Task goal
Determine how many lines below include the string "tasks". Reply with the number only.

Given records
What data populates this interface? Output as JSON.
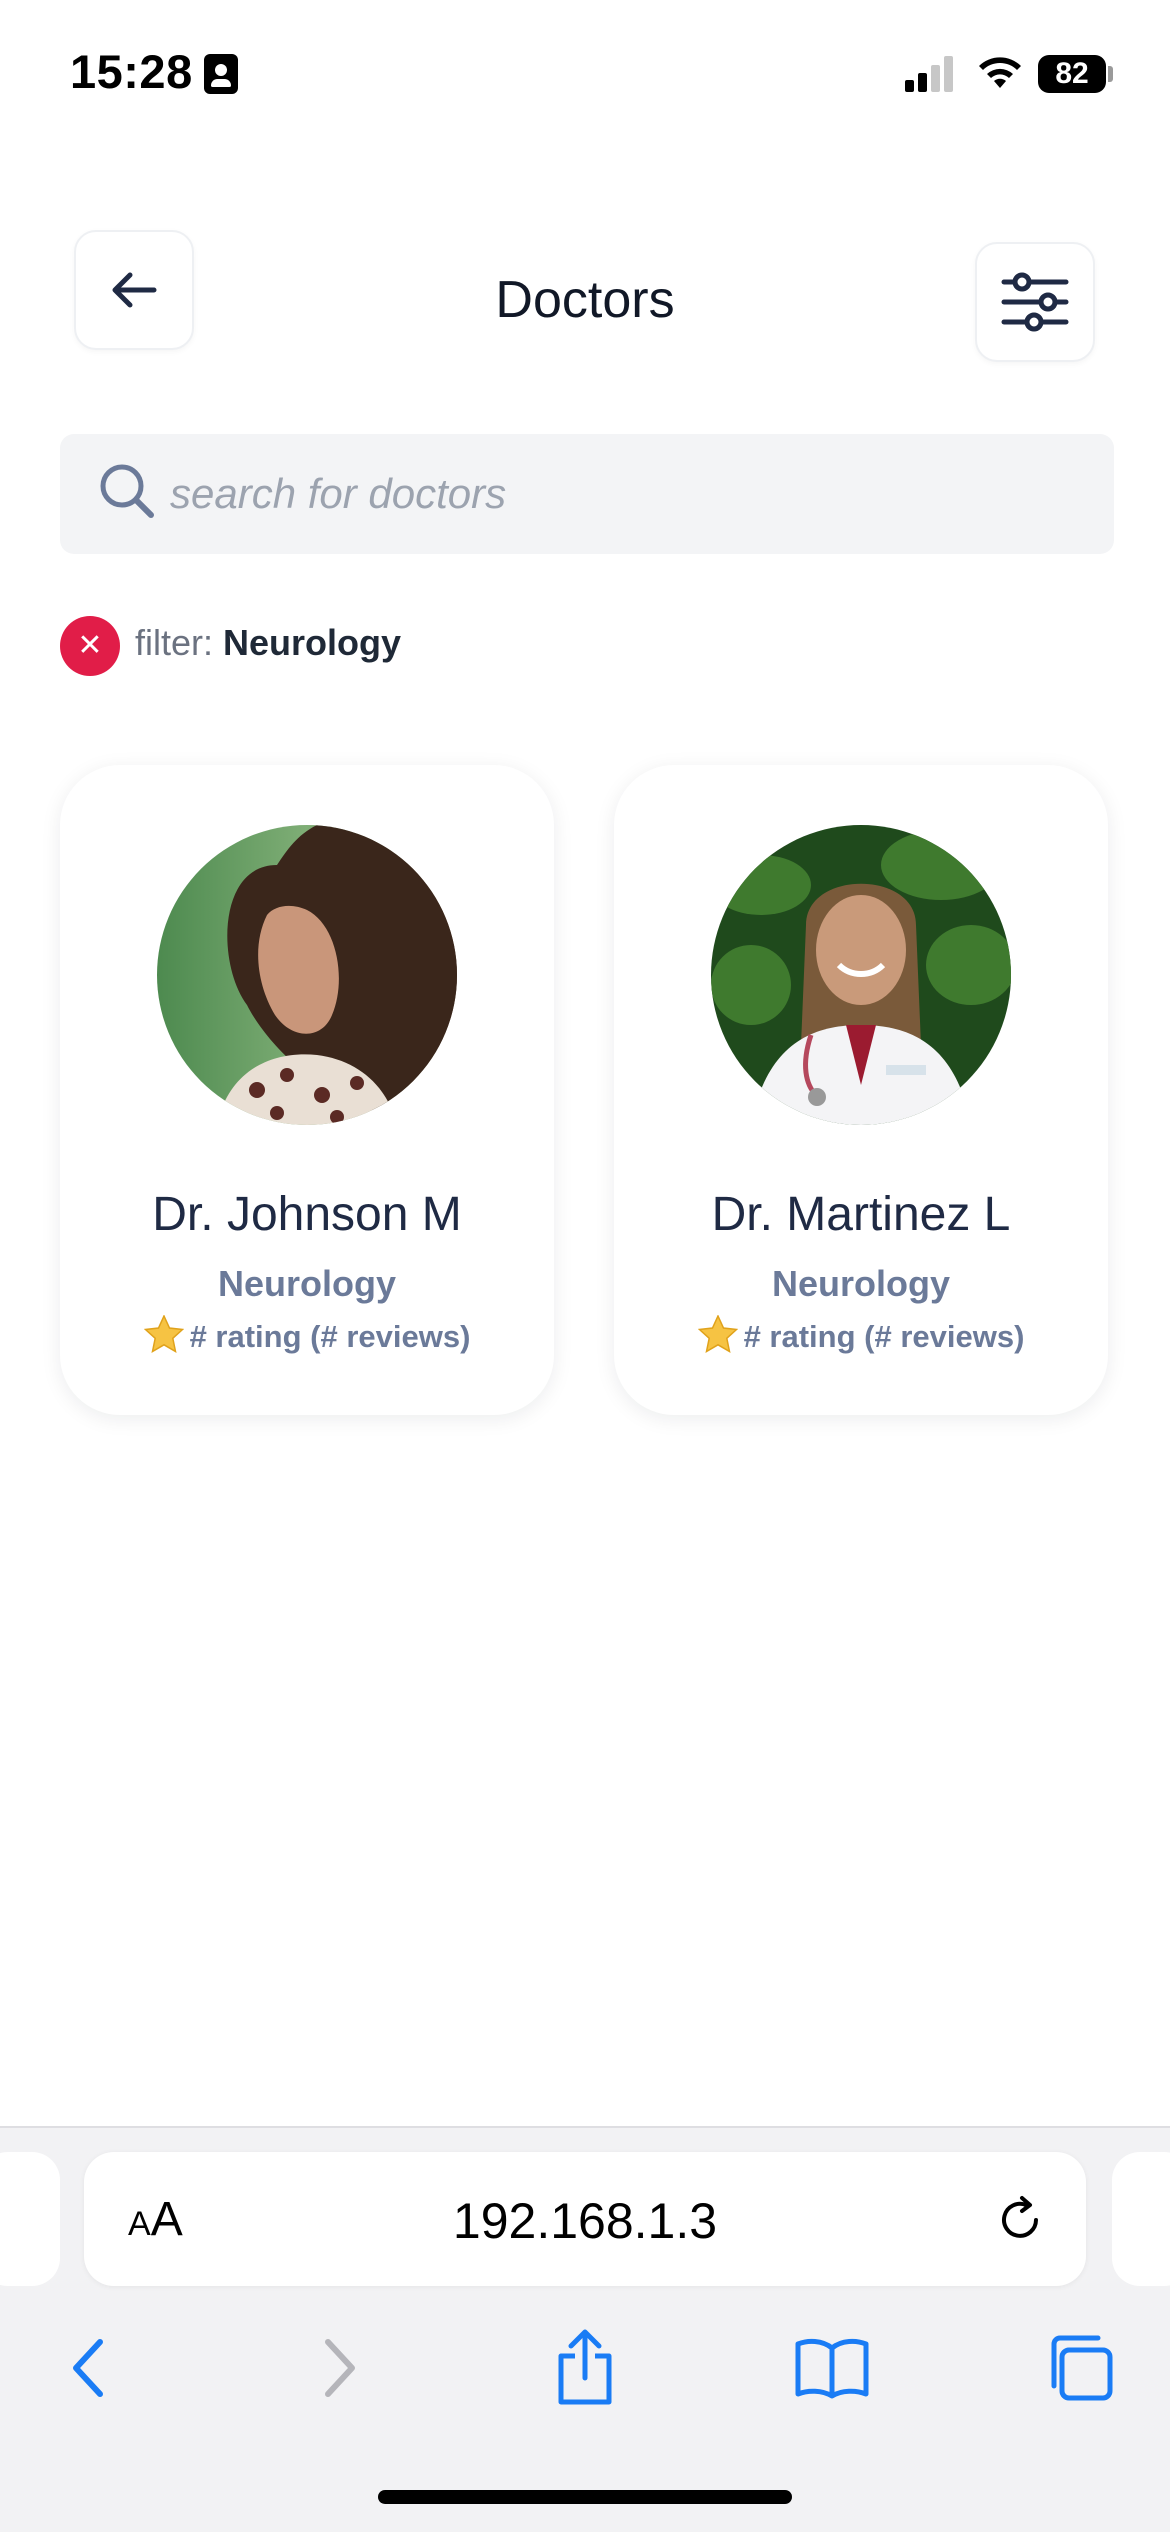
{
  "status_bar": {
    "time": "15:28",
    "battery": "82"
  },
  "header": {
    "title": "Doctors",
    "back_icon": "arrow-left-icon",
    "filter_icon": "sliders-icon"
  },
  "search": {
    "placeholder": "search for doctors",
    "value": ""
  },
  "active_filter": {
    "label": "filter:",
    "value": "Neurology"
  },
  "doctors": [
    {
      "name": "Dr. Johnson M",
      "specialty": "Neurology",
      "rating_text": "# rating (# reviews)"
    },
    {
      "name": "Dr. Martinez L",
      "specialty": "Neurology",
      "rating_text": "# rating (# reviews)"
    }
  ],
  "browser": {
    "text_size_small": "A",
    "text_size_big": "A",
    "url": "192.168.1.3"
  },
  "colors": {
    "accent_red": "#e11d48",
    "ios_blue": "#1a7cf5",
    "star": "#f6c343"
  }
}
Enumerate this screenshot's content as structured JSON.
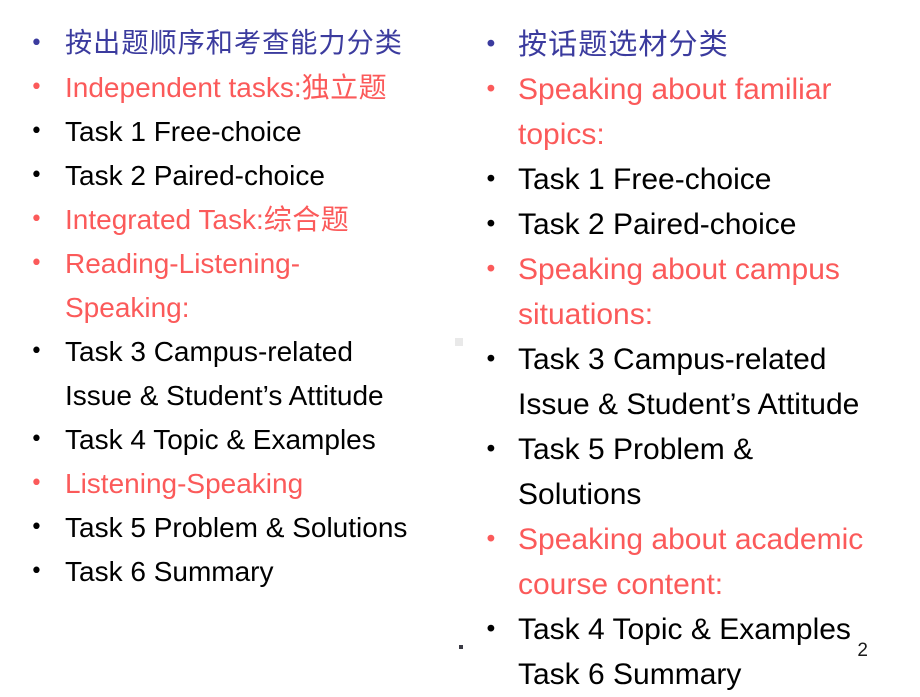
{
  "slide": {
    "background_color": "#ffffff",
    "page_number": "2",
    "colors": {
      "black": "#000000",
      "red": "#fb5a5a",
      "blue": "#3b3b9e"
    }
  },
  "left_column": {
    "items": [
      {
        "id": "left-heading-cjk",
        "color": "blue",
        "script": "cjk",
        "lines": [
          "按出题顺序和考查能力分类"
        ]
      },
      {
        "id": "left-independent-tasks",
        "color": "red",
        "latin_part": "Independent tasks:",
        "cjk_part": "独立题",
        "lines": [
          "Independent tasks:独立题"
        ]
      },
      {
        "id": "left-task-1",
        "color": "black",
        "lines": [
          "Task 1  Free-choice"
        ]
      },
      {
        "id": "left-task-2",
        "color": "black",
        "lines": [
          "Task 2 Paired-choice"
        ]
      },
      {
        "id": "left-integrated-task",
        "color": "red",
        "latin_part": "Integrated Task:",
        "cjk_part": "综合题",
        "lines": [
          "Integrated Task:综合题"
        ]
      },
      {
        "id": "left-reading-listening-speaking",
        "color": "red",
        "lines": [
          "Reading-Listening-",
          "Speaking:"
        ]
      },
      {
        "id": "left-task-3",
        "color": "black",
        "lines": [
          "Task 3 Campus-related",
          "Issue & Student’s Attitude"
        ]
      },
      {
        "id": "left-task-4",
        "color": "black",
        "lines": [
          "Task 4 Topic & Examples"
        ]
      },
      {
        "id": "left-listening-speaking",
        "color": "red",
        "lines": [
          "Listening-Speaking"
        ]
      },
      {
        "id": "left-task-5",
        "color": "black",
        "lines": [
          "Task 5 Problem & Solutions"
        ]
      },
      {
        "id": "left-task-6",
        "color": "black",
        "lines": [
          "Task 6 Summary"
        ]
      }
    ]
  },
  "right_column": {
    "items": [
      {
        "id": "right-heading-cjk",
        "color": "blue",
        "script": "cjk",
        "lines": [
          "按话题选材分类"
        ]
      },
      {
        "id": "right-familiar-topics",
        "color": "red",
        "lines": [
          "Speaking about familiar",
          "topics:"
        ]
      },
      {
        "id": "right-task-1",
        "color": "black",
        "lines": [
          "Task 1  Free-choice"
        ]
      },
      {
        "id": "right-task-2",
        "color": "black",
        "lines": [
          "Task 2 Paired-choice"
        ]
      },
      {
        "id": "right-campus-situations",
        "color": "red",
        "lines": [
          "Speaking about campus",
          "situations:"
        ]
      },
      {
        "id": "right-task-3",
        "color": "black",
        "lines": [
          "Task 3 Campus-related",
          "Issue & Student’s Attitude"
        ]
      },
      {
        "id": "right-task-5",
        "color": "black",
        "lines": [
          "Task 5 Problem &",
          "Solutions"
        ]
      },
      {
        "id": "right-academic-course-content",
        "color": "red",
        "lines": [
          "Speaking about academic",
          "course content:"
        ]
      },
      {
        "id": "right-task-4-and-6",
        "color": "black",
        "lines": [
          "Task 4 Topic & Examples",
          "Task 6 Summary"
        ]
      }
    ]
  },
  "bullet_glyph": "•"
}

Response to this exercise
3